For good reason, most people remember Mike Wiegele for his renowned heli-ski operation in Blue River, B.C. I remember him as my coach, mentor and inspiration during the years I worked at the Lake Louise Ski school.
I was at the Lake Louise Ski Club meeting the day Mike was introduced as the new ski school director. He had arrived in Canada only a few years earlier, so although his English was challenging the Austrian looked very professional in his ski sweater and jet-black hair—and that’s what mattered. The year was 1965. It was Mike’s guidance and example that set me on the path to a lifetime career in the ski teaching business.
The beginning was inauspicious. His wife, Bonnie, had hired me to work in the ski shop, but every morning before work I joined the ski school when they went out for the compulsory morning session. One busy day Mike burst into the shop and pointed at me. “You, get your boots on, I need you outside.” I was assigned a group of youngsters and enjoyed the first of thousands of lessons to come over the next 30 years.
My memory is a bit fuzzy now but the way I remember it, Mike managed the skiing while Bonnie managed everything else. I started out in the rental and retail shop where Bonnie’s steady hand and calm demeanour made for a smooth operation in spite of the cramped space and hectic weekends. Bonnie never once had a meltdown.
Mike’s professionalism at his introduction was a hint of things to come. He took it seriously. In addition to the morning ski session, he would also deliver the occasional lecture indoors (with a blackboard) on how to act professionally—and how to sell lessons. He called his lecture “How to be a Pro.” Those end-of-day sessions also included a critical review of the day with key points, good and bad.
Mike was a true leader and his passion for excellence could be felt every day. Throughout his career, he expected the same from all of his staff. When possible, he would cruise around during the day and pop into ski lessons for a few minutes or just tag along within earshot. There was no doubt who was in charge and we all knew expectations were high. Instructors who were off their game found out about it at the end of the day.
The day started with a compulsory morning session. It wasn’t freeskiing; each one was structured with a theme. A recurring theme was “the intelligence of the feet.” On those days we sideslipped and did uphill christies by the mile under Mike’s watchful eye. Now, 50 years later those words are still relevant.
Mike loved innovation. In the early days of video, he hired a videographer who skied around with a large pack holding the reel-to-reel machine. In another experiment we skied with a radio system that allowed the instructor to talk to the students while they skied. When the Graduated Length Method was introduced, the Lake Louise Ski School offered that system, too.
Mike saw the potential of heli-skiing and I was not surprised at all when he prompted Atomic to build special “powder” skis, the first Fat Boys. Vision and unstoppable drive made Mike Wiegele larger than life to me.
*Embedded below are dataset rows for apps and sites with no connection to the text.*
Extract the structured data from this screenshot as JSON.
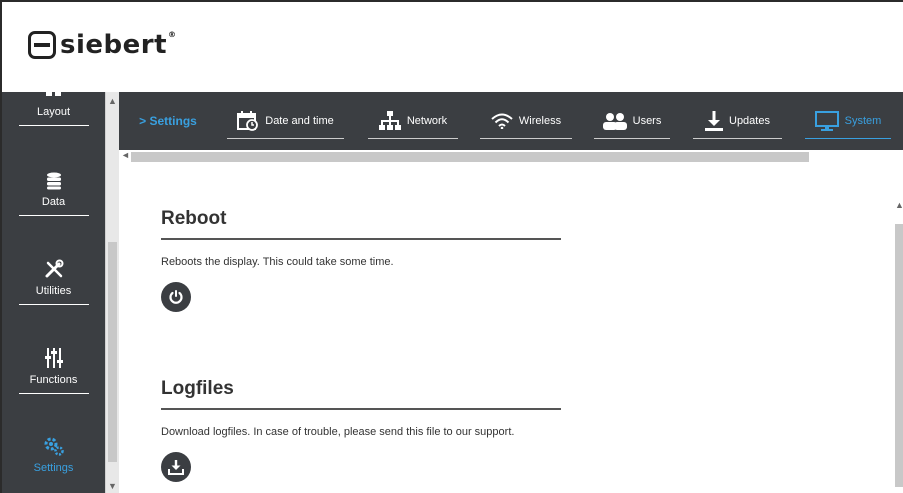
{
  "brand": {
    "name": "siebert",
    "reg": "®"
  },
  "sidebar": {
    "items": [
      {
        "label": "Layout",
        "icon": "layout-icon"
      },
      {
        "label": "Data",
        "icon": "database-icon"
      },
      {
        "label": "Utilities",
        "icon": "tools-icon"
      },
      {
        "label": "Functions",
        "icon": "sliders-icon"
      },
      {
        "label": "Settings",
        "icon": "gears-icon",
        "active": true
      }
    ]
  },
  "tabs": {
    "breadcrumb": "> Settings",
    "items": [
      {
        "label": "Date and time",
        "icon": "calendar-clock-icon"
      },
      {
        "label": "Network",
        "icon": "network-icon"
      },
      {
        "label": "Wireless",
        "icon": "wifi-icon"
      },
      {
        "label": "Users",
        "icon": "users-icon"
      },
      {
        "label": "Updates",
        "icon": "download-icon"
      },
      {
        "label": "System",
        "icon": "monitor-icon",
        "active": true
      }
    ]
  },
  "content": {
    "reboot": {
      "title": "Reboot",
      "description": "Reboots the display. This could take some time."
    },
    "logfiles": {
      "title": "Logfiles",
      "description": "Download logfiles. In case of trouble, please send this file to our support."
    }
  },
  "colors": {
    "accent": "#39a0e0",
    "dark": "#3b3e42"
  }
}
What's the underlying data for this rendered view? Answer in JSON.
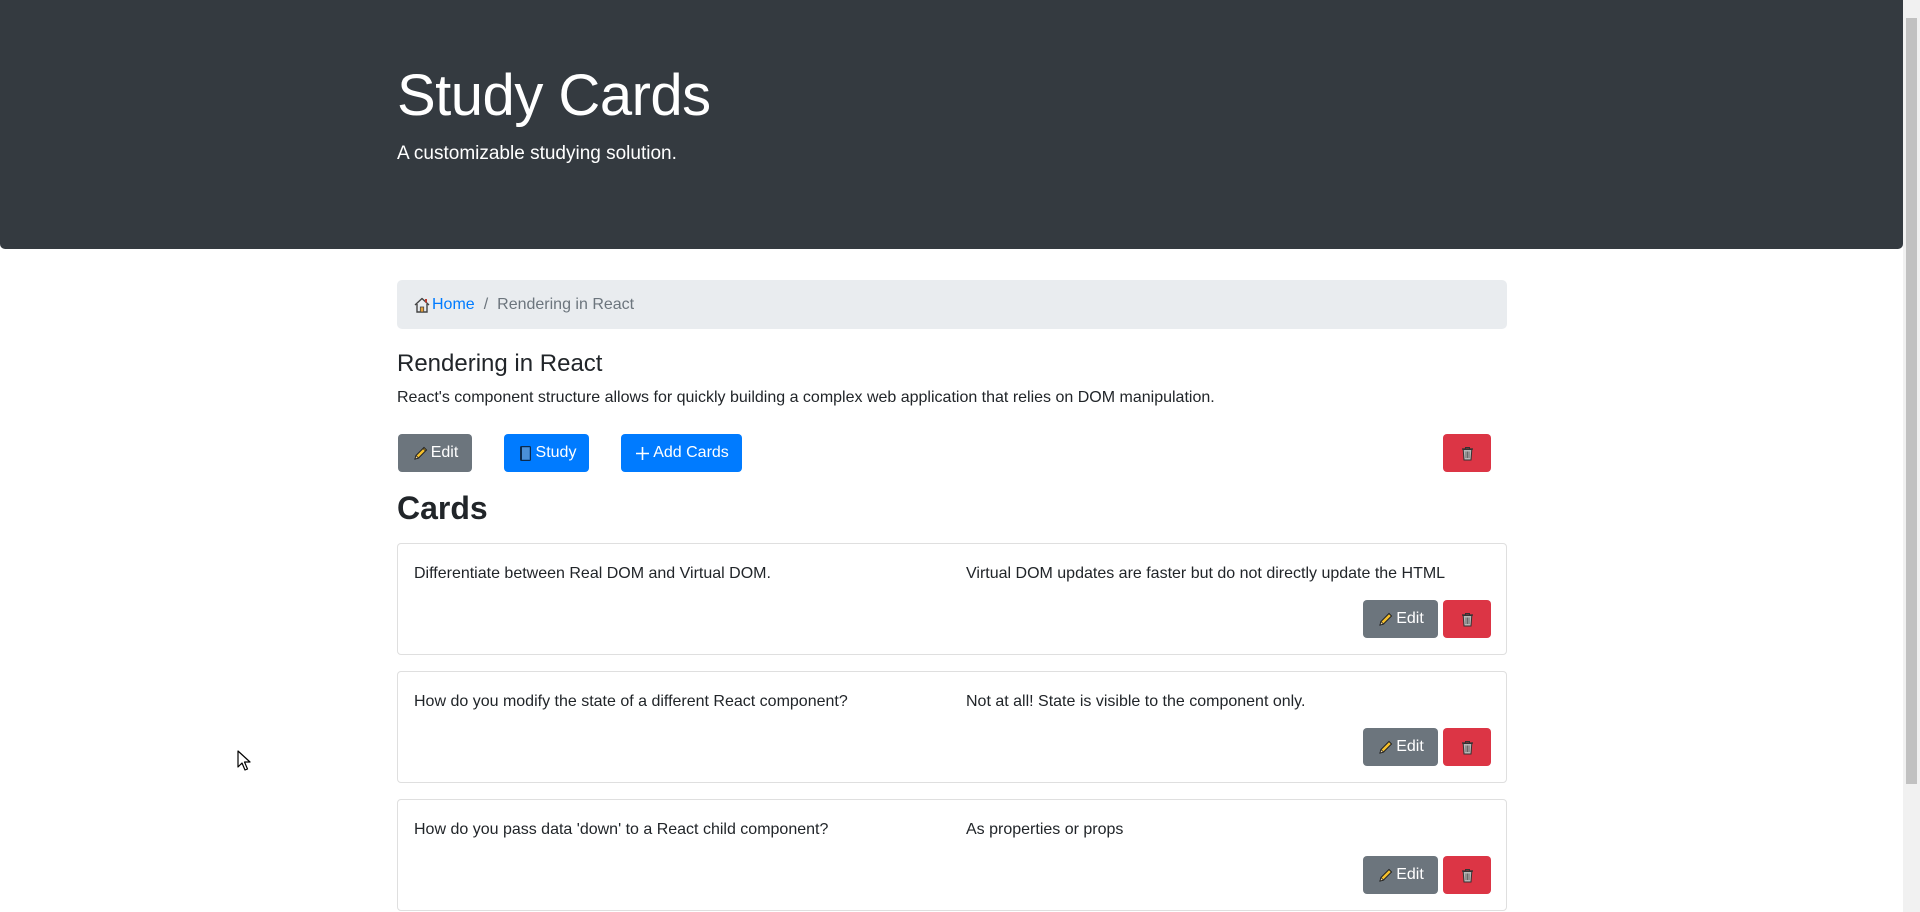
{
  "header": {
    "title": "Study Cards",
    "subtitle": "A customizable studying solution."
  },
  "breadcrumb": {
    "home_label": "Home",
    "separator": "/",
    "current": "Rendering in React"
  },
  "deck": {
    "name": "Rendering in React",
    "description": "React's component structure allows for quickly building a complex web application that relies on DOM manipulation.",
    "actions": {
      "edit_label": "Edit",
      "study_label": "Study",
      "add_cards_label": "Add Cards"
    }
  },
  "cards_section": {
    "heading": "Cards",
    "edit_label": "Edit",
    "cards": [
      {
        "front": "Differentiate between Real DOM and Virtual DOM.",
        "back": "Virtual DOM updates are faster but do not directly update the HTML"
      },
      {
        "front": "How do you modify the state of a different React component?",
        "back": "Not at all! State is visible to the component only."
      },
      {
        "front": "How do you pass data 'down' to a React child component?",
        "back": "As properties or props"
      }
    ]
  },
  "icons": {
    "home": "home-icon",
    "edit": "pencil-icon",
    "study": "book-icon",
    "add": "plus-icon",
    "delete": "trash-icon"
  },
  "colors": {
    "jumbotron_bg": "#343a40",
    "primary": "#007bff",
    "secondary": "#6c757d",
    "danger": "#dc3545",
    "breadcrumb_bg": "#e9ecef"
  }
}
I liked Mike’s sense of humour. He would fly off the handle at something and minutes later he would be laughing about it. He told me about an incident while working as a carpenter in Banff where he flipped out and hit the wall with his hammer in anger. The hammer went through the wall and fell down inside. He thought that was hilarious. One evening Bonnie and Mike were at our little one-room cabin for dinner. After dinner Mike offered to demonstrate a party game that involved spinning around until you were too dizzy to walk. He careened across the room and plowed into our stove headfirst, breaking the handle off the oven door. It was a fun evening.
Mike went on to build a world-class heli-skiing operation with an avalanche and guide’s training program to match. Over the years I spent many days at Blue River and I was always impressed and humbled that Mike always made time to talk and reminisce. Mike the man was also world-class.